Teachers unions react badly to teachers who don’t fall in line behind them. The unions’ methods range from public shamings and labor complaints to coordinated pressure on administrators to fire or withhold promotion from dissenters.
Joy Pullmann, managing editor of School Reform News, compiled the evidence into a 10-page report titled “Bullying Teachers: How Teachers Unions Secretly Push Teachers and Competitors Around.” The Washington Examiner published an op-ed by Pullmann about the report titled “When bullies grow up, they can always run teachers unions.”
In the op-ed Pullmann highlights a few of many examples of this type of bullying. “In February, a Utah teacher named Cole Kelly testified in favor of a bill that would penalize school districts for not granting all teacher organizations – not just unions, but also other professional organizations – equal access to teachers. A week later, he was released from his position as athletic director, which for school districts is tantamount to firing. His principal admitted she approved of his job performance but had released him because of pressure.”
Joy goes on to point out that “other teachers texted Kelly to say they agreed with him but were afraid of being fired if they spoke out or left their union. He is contesting his release.”
Joy’s work shines a bright light on an issue that is often under reported. It is imperative that we have the best professionals possible teaching our children irrespective of their views on unionization in the work force.
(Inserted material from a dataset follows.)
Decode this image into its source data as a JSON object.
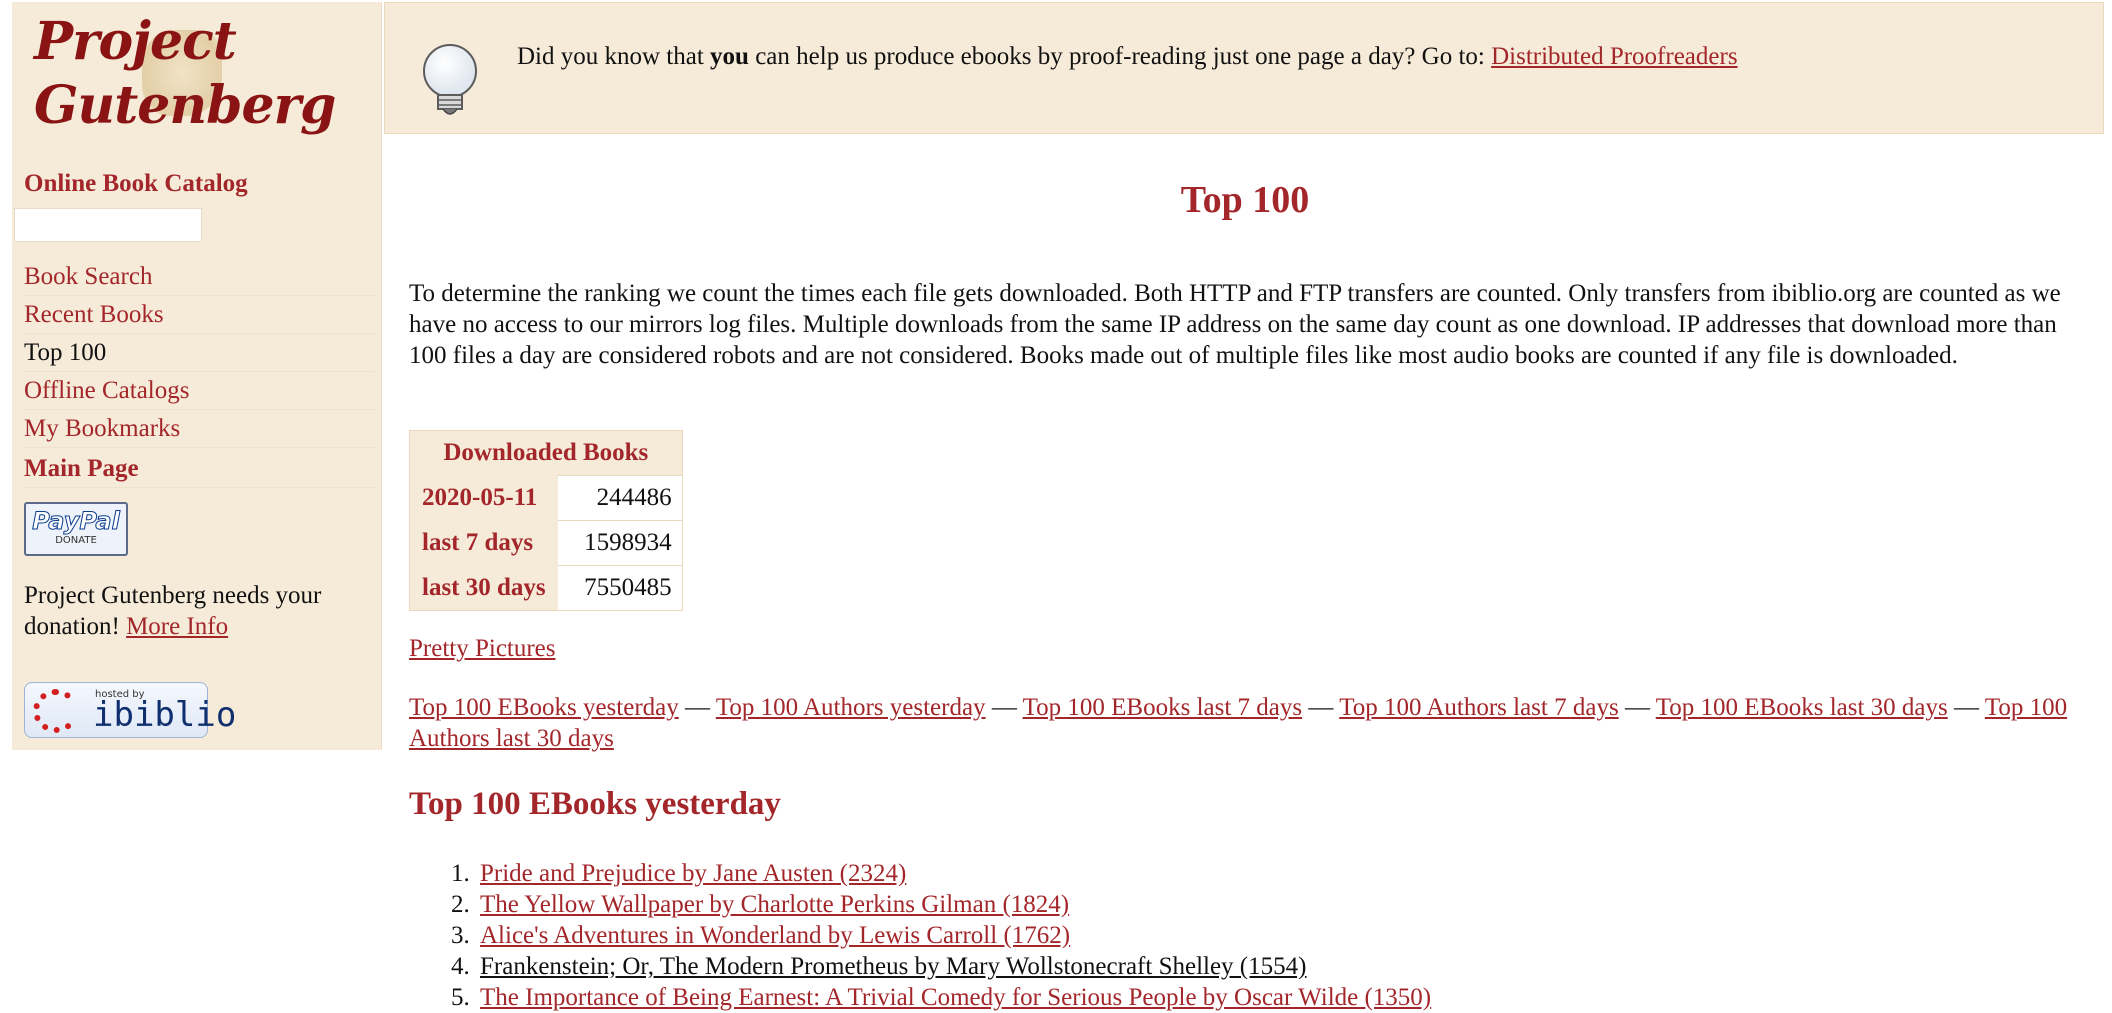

States should look at policies that allow all teachers associations equal access to privileges like payroll deductions, teacher in-services and orientation, and seats on committees.
This week’s edition of The Leaflet features research and commentary addressing a new report on the economic effect of EPA regulations in the states, the cost of Obamacare, and credit union member business lending.
In routine tracking of education-related legislation, Joy Pullmann, managing editor of The Heartland Institute’s School Reform News, has uncovered evidence that teachers unions across the country routinely inhibit teachers from joining or speaking out about competing, nonunion teachers associations. In at least one case, this intimidation has resulted in a teacher losing his job. Most of the incidents are smaller. Taken alone, they’re isolated annoying incidents. Together, they form a pattern of repression and discrimination akin to the bullying among youngsters that state legislators around the nation have recently worked so hard to end. This merits similar concern.
What We’re Working On
Research & Commentary: Credit Union Member Business Lending and Bill S. 2231
The U.S. Senate is considering a bill that would lift—but not eliminate—the current cap on credit unions’ ability to lend to businesses. Credit unions have made business loans since they began in the United States during the nineteenth century, but since 1998 they have been limited to lending 12.5 percent of their assets to member businesses. The bill by Sen. Mark Udall (D-CO) and Sen. Rand Paul (R-KY) would raise the cap to 27.5 percent.
Supporters of the proposal say raising the cap on credit union member business loans would open up new avenues of credit to small business where traditional banks have been unwilling to invest.
Legislative Specialist Kendall Antekeier discusses a report from the Joint Economic Committee that shows taxpayers will pay $4 trillion in taxes due to the federal health care law.
Sen. Jim DeMint (R-SC) noted, “For all the hidden taxes, for all the exploding spending projections, for all the untold dollars and freedoms that will be lost under government-run health care, for all the unknown unknowns, the American people actually seem to know exactly what ObamaCare will always cost them: more.”
A PDF of the JEC report can be found here: http://heartland.org/policy-documents/obamacares-4-trillion-tax-increase
Is Obama this Century’s Hayes?
There are many ways to describe those who fear encroaching technology: Luddites, technophobes, and, incorrectly, President Rutherford B. Hayes. To Hayes is attributed technophobia so intense that he is alleged to have been oblivious to the value of having a telephone in the White House Oval Office.
ALEC Documents State-Specific Impacts of EPA Regulations
The American Legislative Exchange Council (ALEC) released a new report, “Economy Derailed: State-by-State Impacts of the EPA Regulatory Train Wreck”, which details how new EPA regulations are affecting development in the states. The study builds on a report issued last year by providing additional resources for state legislators, documenting greater opposition to EPA’s regulatory agenda, and providing place-based assessments of the economic impact on given states.